The Central Bank of Kenya (CBK) has invited the public for the first time to submit their views on the introduction of a central bank digital currency (CDBC), a virtual version of the Kenyan shilling, as it seeks to keep pace with global financial innovations.
The CBK on Thursday released a lengthy discussion paper that will serve as the basis of what is expected to be a landmark debate — though it maintained that the risks surrounding digital currencies remain at this point.
The paper said the CBDC would be “a sovereign currency in an electronic form and it would appear as a liability on CBK’s balance sheet and an asset to users holding it.”

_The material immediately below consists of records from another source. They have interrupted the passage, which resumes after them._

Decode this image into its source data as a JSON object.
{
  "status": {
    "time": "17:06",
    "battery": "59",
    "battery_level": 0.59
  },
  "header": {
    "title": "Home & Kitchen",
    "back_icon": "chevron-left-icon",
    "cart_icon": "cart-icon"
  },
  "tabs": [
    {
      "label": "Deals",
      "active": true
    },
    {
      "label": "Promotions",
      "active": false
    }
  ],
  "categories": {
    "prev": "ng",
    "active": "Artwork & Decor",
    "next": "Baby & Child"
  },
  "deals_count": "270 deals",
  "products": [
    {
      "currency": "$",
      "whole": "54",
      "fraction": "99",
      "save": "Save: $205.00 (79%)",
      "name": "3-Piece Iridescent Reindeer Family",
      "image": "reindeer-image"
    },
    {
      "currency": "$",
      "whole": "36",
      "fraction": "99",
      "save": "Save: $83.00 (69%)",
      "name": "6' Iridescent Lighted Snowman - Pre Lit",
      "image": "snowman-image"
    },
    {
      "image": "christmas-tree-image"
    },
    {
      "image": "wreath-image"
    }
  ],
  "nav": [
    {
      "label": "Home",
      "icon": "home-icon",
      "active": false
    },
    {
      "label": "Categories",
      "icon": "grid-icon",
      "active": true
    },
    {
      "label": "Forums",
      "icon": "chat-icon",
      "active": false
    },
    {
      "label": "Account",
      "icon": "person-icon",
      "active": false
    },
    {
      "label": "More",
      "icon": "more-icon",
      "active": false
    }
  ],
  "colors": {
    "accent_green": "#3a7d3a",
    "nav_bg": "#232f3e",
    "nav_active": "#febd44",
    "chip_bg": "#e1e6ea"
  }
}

Kenyans have been given 120 days to submit their views that will form part of considerations to create a CBK-backed digital currency.

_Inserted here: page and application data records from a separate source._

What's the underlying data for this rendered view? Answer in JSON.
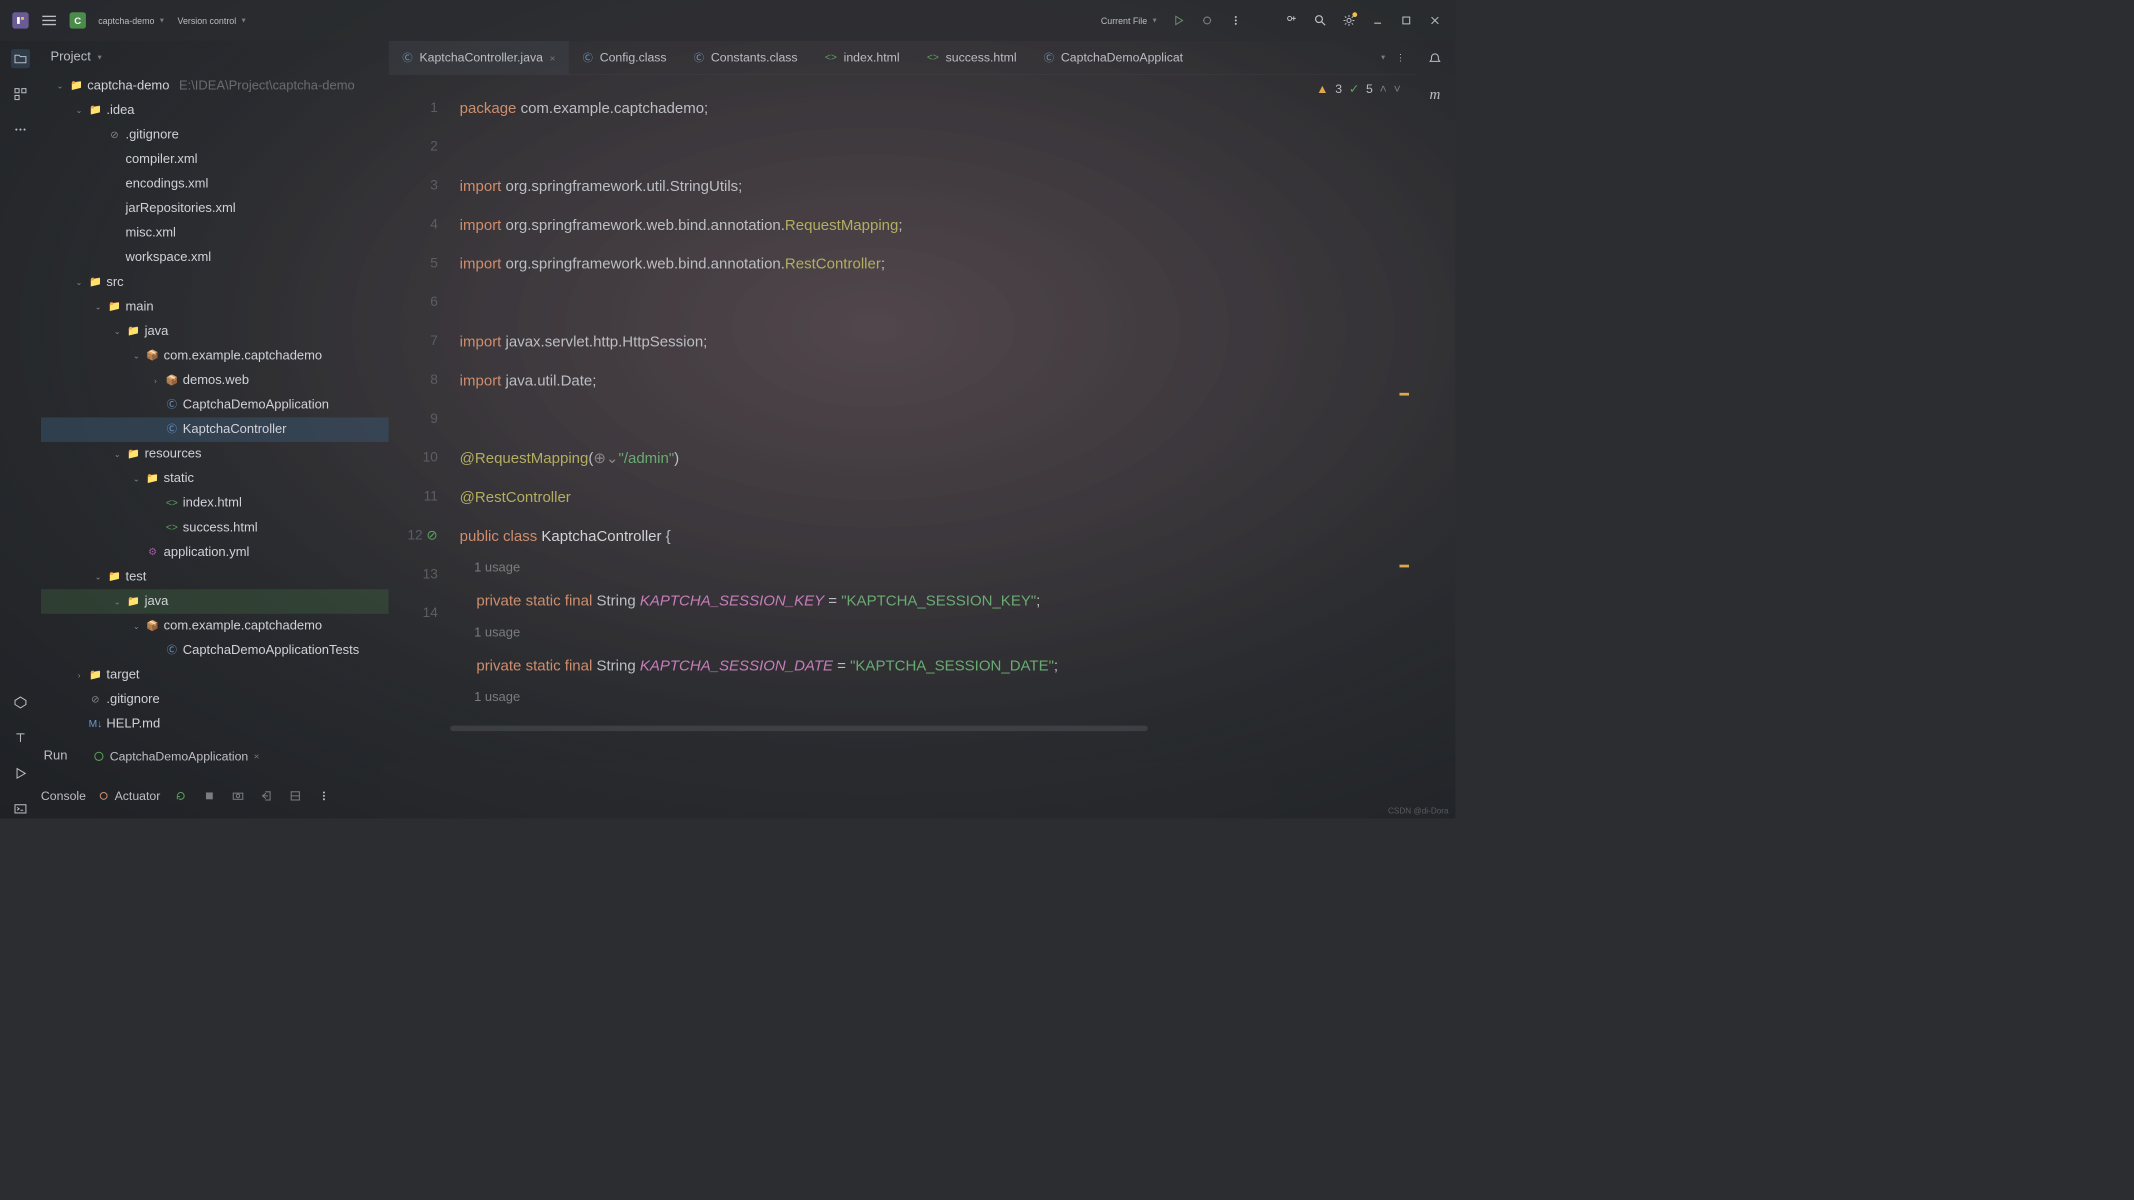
{
  "titlebar": {
    "project_badge": "C",
    "project_name": "captcha-demo",
    "vcs_label": "Version control",
    "run_config": "Current File"
  },
  "sidebar": {
    "title": "Project",
    "tree": [
      {
        "depth": 0,
        "caret": "v",
        "icon": "folder",
        "label": "captcha-demo",
        "hint": "E:\\IDEA\\Project\\captcha-demo"
      },
      {
        "depth": 1,
        "caret": "v",
        "icon": "folder",
        "label": ".idea"
      },
      {
        "depth": 2,
        "caret": "",
        "icon": "ignore",
        "label": ".gitignore"
      },
      {
        "depth": 2,
        "caret": "",
        "icon": "xml",
        "label": "compiler.xml"
      },
      {
        "depth": 2,
        "caret": "",
        "icon": "xml",
        "label": "encodings.xml"
      },
      {
        "depth": 2,
        "caret": "",
        "icon": "xml",
        "label": "jarRepositories.xml"
      },
      {
        "depth": 2,
        "caret": "",
        "icon": "xml",
        "label": "misc.xml"
      },
      {
        "depth": 2,
        "caret": "",
        "icon": "xml",
        "label": "workspace.xml"
      },
      {
        "depth": 1,
        "caret": "v",
        "icon": "folder",
        "label": "src"
      },
      {
        "depth": 2,
        "caret": "v",
        "icon": "folder-blue",
        "label": "main"
      },
      {
        "depth": 3,
        "caret": "v",
        "icon": "folder-blue",
        "label": "java"
      },
      {
        "depth": 4,
        "caret": "v",
        "icon": "package",
        "label": "com.example.captchademo"
      },
      {
        "depth": 5,
        "caret": ">",
        "icon": "package",
        "label": "demos.web"
      },
      {
        "depth": 5,
        "caret": "",
        "icon": "java-c",
        "label": "CaptchaDemoApplication"
      },
      {
        "depth": 5,
        "caret": "",
        "icon": "java-c",
        "label": "KaptchaController",
        "selected": true
      },
      {
        "depth": 3,
        "caret": "v",
        "icon": "folder-res",
        "label": "resources"
      },
      {
        "depth": 4,
        "caret": "v",
        "icon": "folder",
        "label": "static"
      },
      {
        "depth": 5,
        "caret": "",
        "icon": "html",
        "label": "index.html"
      },
      {
        "depth": 5,
        "caret": "",
        "icon": "html",
        "label": "success.html"
      },
      {
        "depth": 4,
        "caret": "",
        "icon": "yml",
        "label": "application.yml"
      },
      {
        "depth": 2,
        "caret": "v",
        "icon": "folder",
        "label": "test"
      },
      {
        "depth": 3,
        "caret": "v",
        "icon": "folder-blue",
        "label": "java",
        "highlighted": true
      },
      {
        "depth": 4,
        "caret": "v",
        "icon": "package",
        "label": "com.example.captchademo"
      },
      {
        "depth": 5,
        "caret": "",
        "icon": "java-c",
        "label": "CaptchaDemoApplicationTests"
      },
      {
        "depth": 1,
        "caret": ">",
        "icon": "folder",
        "label": "target"
      },
      {
        "depth": 1,
        "caret": "",
        "icon": "ignore",
        "label": ".gitignore"
      },
      {
        "depth": 1,
        "caret": "",
        "icon": "md",
        "label": "HELP.md",
        "cutoff": true
      }
    ]
  },
  "tabs": [
    {
      "icon": "java-c",
      "label": "KaptchaController.java",
      "active": true,
      "closable": true
    },
    {
      "icon": "java-c",
      "label": "Config.class"
    },
    {
      "icon": "java-c",
      "label": "Constants.class"
    },
    {
      "icon": "html",
      "label": "index.html"
    },
    {
      "icon": "html",
      "label": "success.html"
    },
    {
      "icon": "java-c",
      "label": "CaptchaDemoApplicat"
    }
  ],
  "editor_status": {
    "warnings": "3",
    "passes": "5"
  },
  "code": {
    "lines": [
      {
        "n": "1",
        "kind": "text",
        "html": "<span class='kw'>package</span> com.example.captchademo;"
      },
      {
        "n": "2",
        "kind": "blank"
      },
      {
        "n": "3",
        "kind": "text",
        "html": "<span class='kw'>import</span> org.springframework.util.StringUtils;"
      },
      {
        "n": "4",
        "kind": "text",
        "html": "<span class='kw'>import</span> org.springframework.web.bind.annotation.<span class='ann'>RequestMapping</span>;"
      },
      {
        "n": "5",
        "kind": "text",
        "html": "<span class='kw'>import</span> org.springframework.web.bind.annotation.<span class='ann'>RestController</span>;"
      },
      {
        "n": "6",
        "kind": "blank"
      },
      {
        "n": "7",
        "kind": "text",
        "html": "<span class='kw'>import</span> javax.servlet.http.HttpSession;"
      },
      {
        "n": "8",
        "kind": "text",
        "html": "<span class='kw'>import</span> java.util.Date;"
      },
      {
        "n": "9",
        "kind": "blank"
      },
      {
        "n": "10",
        "kind": "text",
        "html": "<span class='ann'>@RequestMapping</span>(<span style='color:#888'>⊕⌄</span><span class='str'>\"/admin\"</span>)"
      },
      {
        "n": "11",
        "kind": "text",
        "html": "<span class='ann'>@RestController</span>"
      },
      {
        "n": "12",
        "kind": "text",
        "html": "<span class='kw'>public</span> <span class='kw'>class</span> <span class='cls'>KaptchaController</span> {",
        "gutter_icon": true
      },
      {
        "n": "",
        "kind": "hint",
        "html": "    1 usage"
      },
      {
        "n": "13",
        "kind": "text",
        "html": "    <span class='kw'>private</span> <span class='kw'>static</span> <span class='kw'>final</span> String <span class='fld'>KAPTCHA_SESSION_KEY</span> = <span class='str'>\"KAPTCHA_SESSION_KEY\"</span>;"
      },
      {
        "n": "",
        "kind": "hint",
        "html": "    1 usage"
      },
      {
        "n": "14",
        "kind": "text",
        "html": "    <span class='kw'>private</span> <span class='kw'>static</span> <span class='kw'>final</span> String <span class='fld'>KAPTCHA_SESSION_DATE</span> = <span class='str'>\"KAPTCHA_SESSION_DATE\"</span>;"
      },
      {
        "n": "",
        "kind": "hint",
        "html": "    1 usage"
      }
    ]
  },
  "run_panel": {
    "title": "Run",
    "tab_label": "CaptchaDemoApplication"
  },
  "console_panel": {
    "console": "Console",
    "actuator": "Actuator"
  },
  "watermark": "CSDN @di-Dora",
  "icon_colors": {
    "accent_green": "#5aa25a",
    "accent_orange": "#cf8e6d",
    "accent_purple": "#c77dbb"
  }
}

CBDC is a national fiat currency in digital form. This means that besides the printed cash, CBK will also issue the electronic equivalent.
CBDC is different from cryptocurrencies such as Bitcoin and Ethereum, meaning the CBK will maintain reserves and deposits to back it up.

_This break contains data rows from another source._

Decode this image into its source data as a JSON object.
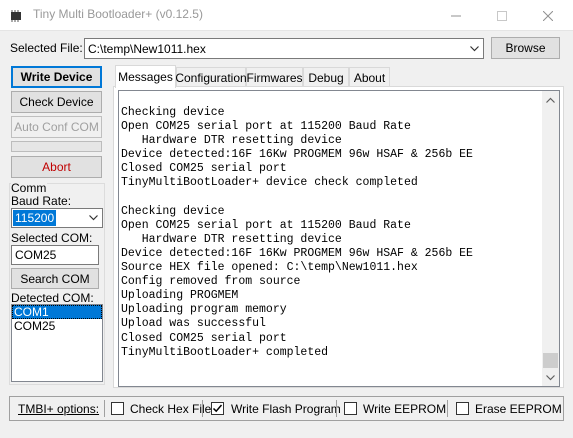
{
  "window": {
    "title": "Tiny Multi Bootloader+ (v0.12.5)",
    "minimize_icon": "minimize-icon",
    "maximize_icon": "maximize-icon",
    "close_icon": "close-icon"
  },
  "file": {
    "label": "Selected File:",
    "value": "C:\\temp\\New1011.hex",
    "browse_label": "Browse"
  },
  "actions": {
    "write_device": "Write Device",
    "check_device": "Check Device",
    "auto_conf_com": "Auto Conf COM",
    "abort": "Abort",
    "progress": 0
  },
  "comm": {
    "group_label": "Comm",
    "baud_label": "Baud Rate:",
    "baud_value": "115200",
    "selected_com_label": "Selected COM:",
    "selected_com_value": "COM25",
    "search_com": "Search COM",
    "detected_com_label": "Detected COM:",
    "detected": [
      "COM1",
      "COM25"
    ],
    "detected_selected": "COM1"
  },
  "tabs": [
    {
      "label": "Messages",
      "active": true
    },
    {
      "label": "Configuration",
      "active": false
    },
    {
      "label": "Firmwares",
      "active": false
    },
    {
      "label": "Debug",
      "active": false
    },
    {
      "label": "About",
      "active": false
    }
  ],
  "messages": [
    "Checking device",
    "Open COM25 serial port at 115200 Baud Rate",
    "   Hardware DTR resetting device",
    "Device detected:16F 16Kw PROGMEM 96w HSAF & 256b EE",
    "Closed COM25 serial port",
    "TinyMultiBootLoader+ device check completed",
    "",
    "Checking device",
    "Open COM25 serial port at 115200 Baud Rate",
    "   Hardware DTR resetting device",
    "Device detected:16F 16Kw PROGMEM 96w HSAF & 256b EE",
    "Source HEX file opened: C:\\temp\\New1011.hex",
    "Config removed from source",
    "Uploading PROGMEM",
    "Uploading program memory",
    "Upload was successful",
    "Closed COM25 serial port",
    "TinyMultiBootLoader+ completed"
  ],
  "options": {
    "label": "TMBI+ options:",
    "check_hex_file": {
      "label": "Check Hex File",
      "checked": false
    },
    "write_flash_program": {
      "label": "Write Flash Program",
      "checked": true
    },
    "write_eeprom": {
      "label": "Write EEPROM",
      "checked": false
    },
    "erase_eeprom": {
      "label": "Erase EEPROM",
      "checked": false
    }
  }
}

“Whilst CBDC offers opportunities to reduce costs associated with digital payments, it also comes with risks particularly related to cybersecurity and unknowns on how it would impact central banks’ core functions of monetary policy, financial stability, and payment systems oversight,” CBK said in the paper.
Experts posit that the use of digital currency will eliminate the cost of printing cash and lower transactions costs. Further, central banks will find it easier to implement monetary policy in real time.
Many central banks have been carefully monitoring the development of CBDC. Africa's largest economy, Nigeria, launched its eNaira digital currency in October, while Ghana is at an advanced stage of launching its e-Cedi.
Studies by the International Monetary Fund (IMF) show that there is reason for governments to consider replacing cash with digital currencies.
Some of the IMF studies mirror many other studies done in Kenya, notably by Financial Sector Deepening (FSD), on the benefits of digital currencies.
“The key elements to be considered by CBK before issuing a CBDC are legal and institutional preconditions. These would include infrastructure, regulatory and supervisory framework, governance and risk management, central bank resources, and central bank legislation,” CBK said.
A recent survey by the Bank for International Settlements on 66 central banks revealed that more than 80 percent are working on CBDCs.
The CBK will now join other countries including the United States, Canada, China, Turkey, and India that are exploring the technology.